The son of Atlético coach Diego Simeone – who also played in Italy, with Pisa, Inter and Lazio – the 27-year-old Giovanni has fulfilled a lifelong ambition by playing in the Champions League this season. He talked us through his long relationship with the competition, and the tattoo that helped him to keep his focus as he followed his dream.
On his love for the Champions League
I used to watch the best games in the afternoon when I was in Argentina, obviously, because of the time difference. I used to watch all the games from the Champions League because the best players always played. I always had that passion to watch every game... but also all the interviews with the players. The first Champions League I remember perfectly was when Milan won [in 2007]. Since then, I've always been obsessed with getting to play there.
On this season at Napoli
We can rely on any player, not just the 11 on the pitch. There are many players on the bench who can come on and really make the difference, and that makes us a much more complete team. The fact that we all have the same level of motivation says a lot about the group, the manager, the players. We are all as motivated as each other, and this will help us to achieve much more.
On getting a Champions League tattoo as a youngster
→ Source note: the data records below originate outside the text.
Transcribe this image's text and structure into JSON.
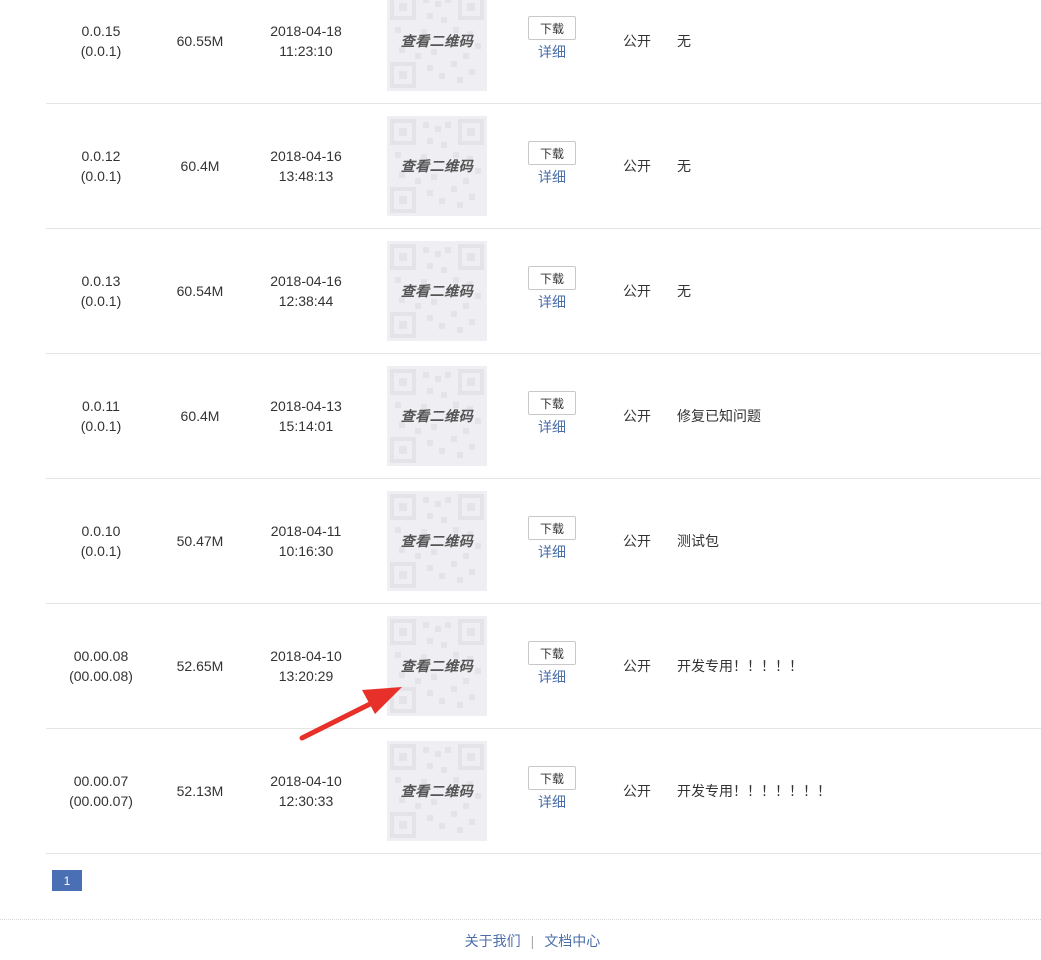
{
  "versions": [
    {
      "version": "0.0.15",
      "build": "(0.0.1)",
      "size": "60.55M",
      "date": "2018-04-18",
      "time": "11:23:10",
      "qr_label": "查看二维码",
      "download": "下载",
      "detail": "详细",
      "visibility": "公开",
      "note": "无"
    },
    {
      "version": "0.0.12",
      "build": "(0.0.1)",
      "size": "60.4M",
      "date": "2018-04-16",
      "time": "13:48:13",
      "qr_label": "查看二维码",
      "download": "下载",
      "detail": "详细",
      "visibility": "公开",
      "note": "无"
    },
    {
      "version": "0.0.13",
      "build": "(0.0.1)",
      "size": "60.54M",
      "date": "2018-04-16",
      "time": "12:38:44",
      "qr_label": "查看二维码",
      "download": "下载",
      "detail": "详细",
      "visibility": "公开",
      "note": "无"
    },
    {
      "version": "0.0.11",
      "build": "(0.0.1)",
      "size": "60.4M",
      "date": "2018-04-13",
      "time": "15:14:01",
      "qr_label": "查看二维码",
      "download": "下载",
      "detail": "详细",
      "visibility": "公开",
      "note": "修复已知问题"
    },
    {
      "version": "0.0.10",
      "build": "(0.0.1)",
      "size": "50.47M",
      "date": "2018-04-11",
      "time": "10:16:30",
      "qr_label": "查看二维码",
      "download": "下载",
      "detail": "详细",
      "visibility": "公开",
      "note": "测试包"
    },
    {
      "version": "00.00.08",
      "build": "(00.00.08)",
      "size": "52.65M",
      "date": "2018-04-10",
      "time": "13:20:29",
      "qr_label": "查看二维码",
      "download": "下载",
      "detail": "详细",
      "visibility": "公开",
      "note": "开发专用！！！！！"
    },
    {
      "version": "00.00.07",
      "build": "(00.00.07)",
      "size": "52.13M",
      "date": "2018-04-10",
      "time": "12:30:33",
      "qr_label": "查看二维码",
      "download": "下载",
      "detail": "详细",
      "visibility": "公开",
      "note": "开发专用！！！！！！！"
    }
  ],
  "pagination": {
    "current": "1"
  },
  "footer": {
    "about": "关于我们",
    "separator": "|",
    "docs": "文档中心"
  },
  "colors": {
    "accent": "#4a6fb5",
    "link": "#4a6ea8",
    "annotation_arrow": "#e8302a"
  },
  "annotation": {
    "icon": "arrow-icon",
    "points_to": "qr-code-thumbnail"
  }
}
I was eager to play in the Champions League so I wanted to set my objective as a promise. It was a really spur-of-the-moment thing when I said, "I want to get this tattoo because the day I get there, I'll kiss it when I score a goal." I told my mother: she gave me her permission, but my dad didn't want me to get it. He said I was crazy; he didn't believe in tattoos very much.
When I trained, I would look at my tattoo and say, "Why do I want to train? Because I want to be there," and I'd get even more motivated. That was all about motivation and having my goal there, following a dream that I didn't know if I could ever achieve. I always knew I had to work hard towards that dream to achieve it.
On what he has learned from his father
To have ambition. That is something my dad has: the desire to always achieve a goal. I didn't choose to play football because of my dad but because I'd always played since I was a kid, and I always pursued my goal, a dream that seemed difficult at the time but that I knew I could reach – and it was my dad who showed me that with his hard work.
Many say I have the same personality as him, both on and off the pitch. Someone calm, balanced, a family man off the pitch; and on the pitch, someone who gives his all, someone who has grit and courage. I see a lot of myself in him.
His best piece of advice is that until your last day playing football, you'll always learn something new. He said that to me when I arrived at Genoa. He gave me one single piece of advice. He'd never give me advice, he'd always encourage me, but the one single piece of advice he ever gave me was: until your last day of training as a footballer, you'll keep learning.